Task item »
Where does the string "Match" appear in the listing below? Copy every line where it does.

Task data »
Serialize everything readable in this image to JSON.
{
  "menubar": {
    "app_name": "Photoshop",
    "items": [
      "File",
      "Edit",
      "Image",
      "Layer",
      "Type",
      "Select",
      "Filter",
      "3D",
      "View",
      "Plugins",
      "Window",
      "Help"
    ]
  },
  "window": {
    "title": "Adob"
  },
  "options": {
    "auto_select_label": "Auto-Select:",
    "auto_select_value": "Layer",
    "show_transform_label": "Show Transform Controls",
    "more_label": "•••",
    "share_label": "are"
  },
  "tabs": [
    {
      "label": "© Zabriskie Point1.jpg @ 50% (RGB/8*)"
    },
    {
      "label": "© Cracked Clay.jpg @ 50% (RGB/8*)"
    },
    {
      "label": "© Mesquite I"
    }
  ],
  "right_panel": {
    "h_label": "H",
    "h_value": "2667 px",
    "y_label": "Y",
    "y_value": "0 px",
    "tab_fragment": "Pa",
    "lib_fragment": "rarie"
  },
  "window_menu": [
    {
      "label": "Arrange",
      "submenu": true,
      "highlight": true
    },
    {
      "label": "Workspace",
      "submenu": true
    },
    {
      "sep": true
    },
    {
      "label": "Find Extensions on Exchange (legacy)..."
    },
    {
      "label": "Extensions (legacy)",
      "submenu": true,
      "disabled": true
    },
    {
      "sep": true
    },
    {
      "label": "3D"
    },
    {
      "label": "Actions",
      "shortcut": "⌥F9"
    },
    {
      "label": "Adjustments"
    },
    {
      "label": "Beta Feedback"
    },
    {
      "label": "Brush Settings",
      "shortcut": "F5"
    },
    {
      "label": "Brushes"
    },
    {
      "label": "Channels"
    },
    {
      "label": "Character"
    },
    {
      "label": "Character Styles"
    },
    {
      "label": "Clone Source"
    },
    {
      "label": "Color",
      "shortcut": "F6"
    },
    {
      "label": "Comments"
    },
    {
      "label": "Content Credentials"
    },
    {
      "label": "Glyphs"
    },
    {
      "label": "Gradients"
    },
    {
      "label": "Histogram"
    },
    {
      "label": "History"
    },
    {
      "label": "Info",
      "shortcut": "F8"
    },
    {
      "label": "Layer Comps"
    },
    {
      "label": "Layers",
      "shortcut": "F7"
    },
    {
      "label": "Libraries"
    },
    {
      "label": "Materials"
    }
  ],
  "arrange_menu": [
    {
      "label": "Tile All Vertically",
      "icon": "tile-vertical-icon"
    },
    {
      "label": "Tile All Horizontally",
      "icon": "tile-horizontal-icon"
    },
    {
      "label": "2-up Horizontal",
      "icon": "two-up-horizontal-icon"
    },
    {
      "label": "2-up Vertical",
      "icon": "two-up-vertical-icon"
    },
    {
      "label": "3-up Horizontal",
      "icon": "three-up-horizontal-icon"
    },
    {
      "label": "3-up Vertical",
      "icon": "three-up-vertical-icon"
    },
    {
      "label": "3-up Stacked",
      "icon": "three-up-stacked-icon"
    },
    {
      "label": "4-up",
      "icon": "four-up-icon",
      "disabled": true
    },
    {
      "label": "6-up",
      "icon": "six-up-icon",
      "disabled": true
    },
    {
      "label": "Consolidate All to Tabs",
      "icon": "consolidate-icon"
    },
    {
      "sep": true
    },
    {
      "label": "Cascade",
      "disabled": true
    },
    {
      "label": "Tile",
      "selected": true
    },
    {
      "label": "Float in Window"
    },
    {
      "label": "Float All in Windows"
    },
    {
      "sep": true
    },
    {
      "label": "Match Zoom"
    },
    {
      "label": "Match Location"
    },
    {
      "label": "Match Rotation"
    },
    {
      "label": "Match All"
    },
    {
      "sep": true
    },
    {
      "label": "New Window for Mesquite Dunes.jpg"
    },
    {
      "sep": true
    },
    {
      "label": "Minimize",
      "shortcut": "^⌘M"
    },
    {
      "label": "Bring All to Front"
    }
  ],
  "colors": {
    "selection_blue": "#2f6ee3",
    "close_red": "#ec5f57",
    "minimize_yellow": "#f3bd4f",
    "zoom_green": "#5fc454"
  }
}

Reply »
      "label": "Match Zoom"
      "label": "Match Location"
      "label": "Match Rotation"
      "label": "Match All"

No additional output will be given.